**** Dataset records
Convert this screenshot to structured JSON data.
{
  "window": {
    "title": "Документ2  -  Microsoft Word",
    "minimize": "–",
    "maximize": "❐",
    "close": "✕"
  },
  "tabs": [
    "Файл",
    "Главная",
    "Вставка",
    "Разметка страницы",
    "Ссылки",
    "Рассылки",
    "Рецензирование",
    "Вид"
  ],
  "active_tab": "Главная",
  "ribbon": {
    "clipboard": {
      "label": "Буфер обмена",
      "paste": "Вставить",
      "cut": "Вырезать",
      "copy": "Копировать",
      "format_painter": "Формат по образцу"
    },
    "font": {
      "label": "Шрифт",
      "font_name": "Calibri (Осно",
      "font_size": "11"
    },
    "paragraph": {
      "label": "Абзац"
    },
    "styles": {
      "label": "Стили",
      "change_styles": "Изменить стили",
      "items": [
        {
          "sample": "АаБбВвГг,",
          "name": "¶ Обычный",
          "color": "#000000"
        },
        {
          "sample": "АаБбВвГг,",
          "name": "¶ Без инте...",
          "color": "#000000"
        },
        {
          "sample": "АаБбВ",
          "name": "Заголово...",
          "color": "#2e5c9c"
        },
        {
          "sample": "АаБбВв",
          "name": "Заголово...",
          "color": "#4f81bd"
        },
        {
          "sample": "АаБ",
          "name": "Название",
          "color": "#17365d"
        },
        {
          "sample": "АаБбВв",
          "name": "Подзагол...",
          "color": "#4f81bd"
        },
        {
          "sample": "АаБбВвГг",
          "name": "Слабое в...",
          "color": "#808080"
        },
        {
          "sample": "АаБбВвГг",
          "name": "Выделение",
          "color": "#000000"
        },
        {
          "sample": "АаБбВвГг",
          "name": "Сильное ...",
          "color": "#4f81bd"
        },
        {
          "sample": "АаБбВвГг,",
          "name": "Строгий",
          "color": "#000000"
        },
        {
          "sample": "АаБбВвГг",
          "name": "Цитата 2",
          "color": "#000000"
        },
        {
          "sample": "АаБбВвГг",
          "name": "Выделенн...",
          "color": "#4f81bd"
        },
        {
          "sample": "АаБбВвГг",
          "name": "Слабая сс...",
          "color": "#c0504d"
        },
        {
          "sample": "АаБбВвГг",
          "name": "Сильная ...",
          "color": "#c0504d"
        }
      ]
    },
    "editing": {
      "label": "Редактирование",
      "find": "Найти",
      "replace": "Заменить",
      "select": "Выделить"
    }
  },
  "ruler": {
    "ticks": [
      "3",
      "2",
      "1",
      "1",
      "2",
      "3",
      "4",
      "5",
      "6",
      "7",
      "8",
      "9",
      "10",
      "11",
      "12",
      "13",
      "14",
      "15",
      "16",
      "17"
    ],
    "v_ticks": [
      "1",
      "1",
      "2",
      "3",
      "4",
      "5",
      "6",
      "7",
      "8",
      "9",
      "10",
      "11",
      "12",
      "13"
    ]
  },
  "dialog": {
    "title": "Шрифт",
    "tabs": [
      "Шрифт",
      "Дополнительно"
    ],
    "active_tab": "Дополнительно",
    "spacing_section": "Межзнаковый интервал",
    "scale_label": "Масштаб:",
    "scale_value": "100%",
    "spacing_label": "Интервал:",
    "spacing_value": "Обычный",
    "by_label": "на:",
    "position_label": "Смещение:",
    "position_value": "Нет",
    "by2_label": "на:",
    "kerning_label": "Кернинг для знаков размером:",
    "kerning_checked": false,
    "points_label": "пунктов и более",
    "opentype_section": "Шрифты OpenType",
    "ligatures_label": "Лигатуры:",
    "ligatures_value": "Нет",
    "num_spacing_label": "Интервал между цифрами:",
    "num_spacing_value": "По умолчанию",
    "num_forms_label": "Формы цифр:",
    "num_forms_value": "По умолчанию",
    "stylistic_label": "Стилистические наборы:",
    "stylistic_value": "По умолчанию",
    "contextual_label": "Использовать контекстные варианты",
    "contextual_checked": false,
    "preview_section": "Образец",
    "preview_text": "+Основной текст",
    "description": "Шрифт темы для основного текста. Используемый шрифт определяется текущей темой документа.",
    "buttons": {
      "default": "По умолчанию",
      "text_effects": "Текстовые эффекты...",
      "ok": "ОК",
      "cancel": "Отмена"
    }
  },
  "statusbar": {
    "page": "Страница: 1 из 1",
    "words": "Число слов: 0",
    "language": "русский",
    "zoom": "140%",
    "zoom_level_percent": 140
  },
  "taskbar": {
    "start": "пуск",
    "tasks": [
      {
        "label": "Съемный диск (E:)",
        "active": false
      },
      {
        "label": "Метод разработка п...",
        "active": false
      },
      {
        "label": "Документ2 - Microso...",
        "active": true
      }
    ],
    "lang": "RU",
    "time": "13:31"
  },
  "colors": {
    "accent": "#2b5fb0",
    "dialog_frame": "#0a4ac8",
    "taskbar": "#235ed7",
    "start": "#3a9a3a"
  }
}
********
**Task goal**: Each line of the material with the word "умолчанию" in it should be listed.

**Exercise answer**:
    "num_spacing_value": "По умолчанию",
    "num_forms_value": "По умолчанию",
    "stylistic_value": "По умолчанию",
      "default": "По умолчанию",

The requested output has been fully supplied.